> _Task goal_
Provide the number of lines in the entries below containing "JSON", with no further words.

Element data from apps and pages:
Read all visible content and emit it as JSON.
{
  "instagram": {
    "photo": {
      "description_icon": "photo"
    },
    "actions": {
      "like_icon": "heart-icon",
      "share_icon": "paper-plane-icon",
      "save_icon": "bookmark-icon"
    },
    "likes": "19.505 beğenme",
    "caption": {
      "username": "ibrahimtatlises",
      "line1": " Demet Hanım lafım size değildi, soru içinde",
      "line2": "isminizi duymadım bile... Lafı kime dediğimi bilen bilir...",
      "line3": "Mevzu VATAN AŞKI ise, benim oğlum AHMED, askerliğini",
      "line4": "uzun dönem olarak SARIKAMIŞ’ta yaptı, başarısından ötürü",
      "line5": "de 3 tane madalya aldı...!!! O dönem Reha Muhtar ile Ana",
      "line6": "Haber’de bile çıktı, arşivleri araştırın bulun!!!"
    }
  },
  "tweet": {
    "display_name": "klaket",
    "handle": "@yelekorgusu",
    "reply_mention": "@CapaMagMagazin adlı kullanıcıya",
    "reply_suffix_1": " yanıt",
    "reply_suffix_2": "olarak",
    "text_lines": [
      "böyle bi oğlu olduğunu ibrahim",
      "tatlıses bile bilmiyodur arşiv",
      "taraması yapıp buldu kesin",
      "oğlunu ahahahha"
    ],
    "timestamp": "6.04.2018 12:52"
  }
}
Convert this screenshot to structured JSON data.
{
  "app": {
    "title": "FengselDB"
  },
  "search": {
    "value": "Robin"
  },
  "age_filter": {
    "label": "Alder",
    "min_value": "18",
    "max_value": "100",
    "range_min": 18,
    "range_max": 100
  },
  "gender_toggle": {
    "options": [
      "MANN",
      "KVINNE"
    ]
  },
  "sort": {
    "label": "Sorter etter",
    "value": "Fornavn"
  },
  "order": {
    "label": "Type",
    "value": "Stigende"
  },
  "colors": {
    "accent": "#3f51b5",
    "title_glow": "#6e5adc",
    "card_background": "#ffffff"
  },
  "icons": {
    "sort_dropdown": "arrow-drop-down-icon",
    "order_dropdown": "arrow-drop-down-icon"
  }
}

> _Result of this task_
2